## [Assigned task]
Your task is to print each record exactly as it reads.

## [Extracted material]
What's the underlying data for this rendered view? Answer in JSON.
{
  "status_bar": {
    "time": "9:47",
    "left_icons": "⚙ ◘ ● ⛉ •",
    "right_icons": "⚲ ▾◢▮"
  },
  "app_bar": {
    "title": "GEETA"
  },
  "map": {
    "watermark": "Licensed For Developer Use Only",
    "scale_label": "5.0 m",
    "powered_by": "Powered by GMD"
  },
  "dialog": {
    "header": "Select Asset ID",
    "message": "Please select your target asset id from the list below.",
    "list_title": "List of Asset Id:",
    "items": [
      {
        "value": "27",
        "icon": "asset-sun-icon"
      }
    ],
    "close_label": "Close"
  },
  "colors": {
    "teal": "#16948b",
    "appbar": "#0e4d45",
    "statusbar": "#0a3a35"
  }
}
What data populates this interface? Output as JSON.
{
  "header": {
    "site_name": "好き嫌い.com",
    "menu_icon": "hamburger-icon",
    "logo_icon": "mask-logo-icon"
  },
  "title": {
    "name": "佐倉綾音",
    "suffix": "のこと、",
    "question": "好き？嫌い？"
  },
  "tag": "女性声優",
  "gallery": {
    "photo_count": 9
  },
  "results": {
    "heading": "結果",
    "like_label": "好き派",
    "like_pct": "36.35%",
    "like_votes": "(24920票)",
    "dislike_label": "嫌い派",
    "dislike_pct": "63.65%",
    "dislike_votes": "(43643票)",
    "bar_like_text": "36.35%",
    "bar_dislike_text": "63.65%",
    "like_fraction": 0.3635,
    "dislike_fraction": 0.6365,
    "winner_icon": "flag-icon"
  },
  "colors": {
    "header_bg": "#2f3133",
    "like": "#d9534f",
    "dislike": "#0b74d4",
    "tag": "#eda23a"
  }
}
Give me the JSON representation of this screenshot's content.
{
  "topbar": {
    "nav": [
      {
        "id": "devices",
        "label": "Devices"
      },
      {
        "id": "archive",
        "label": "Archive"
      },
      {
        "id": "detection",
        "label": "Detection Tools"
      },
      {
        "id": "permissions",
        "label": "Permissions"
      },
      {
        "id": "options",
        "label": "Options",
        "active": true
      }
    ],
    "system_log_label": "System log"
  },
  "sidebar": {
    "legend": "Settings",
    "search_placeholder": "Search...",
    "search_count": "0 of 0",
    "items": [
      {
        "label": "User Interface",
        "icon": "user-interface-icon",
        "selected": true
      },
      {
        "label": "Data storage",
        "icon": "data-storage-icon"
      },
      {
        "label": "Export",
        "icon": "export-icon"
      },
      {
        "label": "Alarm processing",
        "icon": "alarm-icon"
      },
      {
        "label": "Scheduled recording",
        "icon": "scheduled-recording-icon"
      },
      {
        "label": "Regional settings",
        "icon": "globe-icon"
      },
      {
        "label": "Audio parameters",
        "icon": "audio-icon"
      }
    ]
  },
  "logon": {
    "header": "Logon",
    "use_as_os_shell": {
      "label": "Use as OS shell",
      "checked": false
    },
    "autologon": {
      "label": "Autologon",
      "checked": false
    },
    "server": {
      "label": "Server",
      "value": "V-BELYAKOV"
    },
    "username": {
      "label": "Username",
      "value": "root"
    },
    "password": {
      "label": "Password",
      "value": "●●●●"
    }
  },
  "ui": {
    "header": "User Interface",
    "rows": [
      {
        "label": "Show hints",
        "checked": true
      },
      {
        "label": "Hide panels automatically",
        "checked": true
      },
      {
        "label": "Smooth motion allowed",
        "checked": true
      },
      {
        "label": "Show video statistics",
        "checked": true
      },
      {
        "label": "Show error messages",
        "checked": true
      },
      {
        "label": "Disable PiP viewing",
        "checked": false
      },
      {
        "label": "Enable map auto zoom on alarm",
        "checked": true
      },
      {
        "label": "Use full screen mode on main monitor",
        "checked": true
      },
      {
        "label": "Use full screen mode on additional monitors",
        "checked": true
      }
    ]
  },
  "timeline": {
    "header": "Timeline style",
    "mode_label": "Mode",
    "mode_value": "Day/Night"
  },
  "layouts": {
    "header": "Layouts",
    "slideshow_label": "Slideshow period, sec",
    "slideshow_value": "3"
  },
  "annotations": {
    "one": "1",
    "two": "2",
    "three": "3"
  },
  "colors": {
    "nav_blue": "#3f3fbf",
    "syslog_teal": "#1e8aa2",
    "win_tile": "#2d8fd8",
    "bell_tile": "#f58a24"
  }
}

## [Exercise output]
What's the underlying data for this rendered view? Answer in JSON.
{
  "status_bar": {
    "time": "9:47",
    "left_icons": "⚙ ◘ ● ⛉ •",
    "right_icons": "⚲ ▾◢▮"
  },
  "app_bar": {
    "title": "GEETA"
  },
  "map": {
    "watermark": "Licensed For Developer Use Only",
    "scale_label": "5.0 m",
    "powered_by": "Powered by GMD"
  },
  "dialog": {
    "header": "Select Asset ID",
    "message": "Please select your target asset id from the list below.",
    "list_title": "List of Asset Id:",
    "items": [
      {
        "value": "27",
        "icon": "asset-sun-icon"
      }
    ],
    "close_label": "Close"
  },
  "colors": {
    "teal": "#16948b",
    "appbar": "#0e4d45",
    "statusbar": "#0a3a35"
  }
}
What data populates this interface? Output as JSON.
{
  "header": {
    "site_name": "好き嫌い.com",
    "menu_icon": "hamburger-icon",
    "logo_icon": "mask-logo-icon"
  },
  "title": {
    "name": "佐倉綾音",
    "suffix": "のこと、",
    "question": "好き？嫌い？"
  },
  "tag": "女性声優",
  "gallery": {
    "photo_count": 9
  },
  "results": {
    "heading": "結果",
    "like_label": "好き派",
    "like_pct": "36.35%",
    "like_votes": "(24920票)",
    "dislike_label": "嫌い派",
    "dislike_pct": "63.65%",
    "dislike_votes": "(43643票)",
    "bar_like_text": "36.35%",
    "bar_dislike_text": "63.65%",
    "like_fraction": 0.3635,
    "dislike_fraction": 0.6365,
    "winner_icon": "flag-icon"
  },
  "colors": {
    "header_bg": "#2f3133",
    "like": "#d9534f",
    "dislike": "#0b74d4",
    "tag": "#eda23a"
  }
}
Give me the JSON representation of this screenshot's content.
{
  "topbar": {
    "nav": [
      {
        "id": "devices",
        "label": "Devices"
      },
      {
        "id": "archive",
        "label": "Archive"
      },
      {
        "id": "detection",
        "label": "Detection Tools"
      },
      {
        "id": "permissions",
        "label": "Permissions"
      },
      {
        "id": "options",
        "label": "Options",
        "active": true
      }
    ],
    "system_log_label": "System log"
  },
  "sidebar": {
    "legend": "Settings",
    "search_placeholder": "Search...",
    "search_count": "0 of 0",
    "items": [
      {
        "label": "User Interface",
        "icon": "user-interface-icon",
        "selected": true
      },
      {
        "label": "Data storage",
        "icon": "data-storage-icon"
      },
      {
        "label": "Export",
        "icon": "export-icon"
      },
      {
        "label": "Alarm processing",
        "icon": "alarm-icon"
      },
      {
        "label": "Scheduled recording",
        "icon": "scheduled-recording-icon"
      },
      {
        "label": "Regional settings",
        "icon": "globe-icon"
      },
      {
        "label": "Audio parameters",
        "icon": "audio-icon"
      }
    ]
  },
  "logon": {
    "header": "Logon",
    "use_as_os_shell": {
      "label": "Use as OS shell",
      "checked": false
    },
    "autologon": {
      "label": "Autologon",
      "checked": false
    },
    "server": {
      "label": "Server",
      "value": "V-BELYAKOV"
    },
    "username": {
      "label": "Username",
      "value": "root"
    },
    "password": {
      "label": "Password",
      "value": "●●●●"
    }
  },
  "ui": {
    "header": "User Interface",
    "rows": [
      {
        "label": "Show hints",
        "checked": true
      },
      {
        "label": "Hide panels automatically",
        "checked": true
      },
      {
        "label": "Smooth motion allowed",
        "checked": true
      },
      {
        "label": "Show video statistics",
        "checked": true
      },
      {
        "label": "Show error messages",
        "checked": true
      },
      {
        "label": "Disable PiP viewing",
        "checked": false
      },
      {
        "label": "Enable map auto zoom on alarm",
        "checked": true
      },
      {
        "label": "Use full screen mode on main monitor",
        "checked": true
      },
      {
        "label": "Use full screen mode on additional monitors",
        "checked": true
      }
    ]
  },
  "timeline": {
    "header": "Timeline style",
    "mode_label": "Mode",
    "mode_value": "Day/Night"
  },
  "layouts": {
    "header": "Layouts",
    "slideshow_label": "Slideshow period, sec",
    "slideshow_value": "3"
  },
  "annotations": {
    "one": "1",
    "two": "2",
    "three": "3"
  },
  "colors": {
    "nav_blue": "#3f3fbf",
    "syslog_teal": "#1e8aa2",
    "win_tile": "#2d8fd8",
    "bell_tile": "#f58a24"
  }
}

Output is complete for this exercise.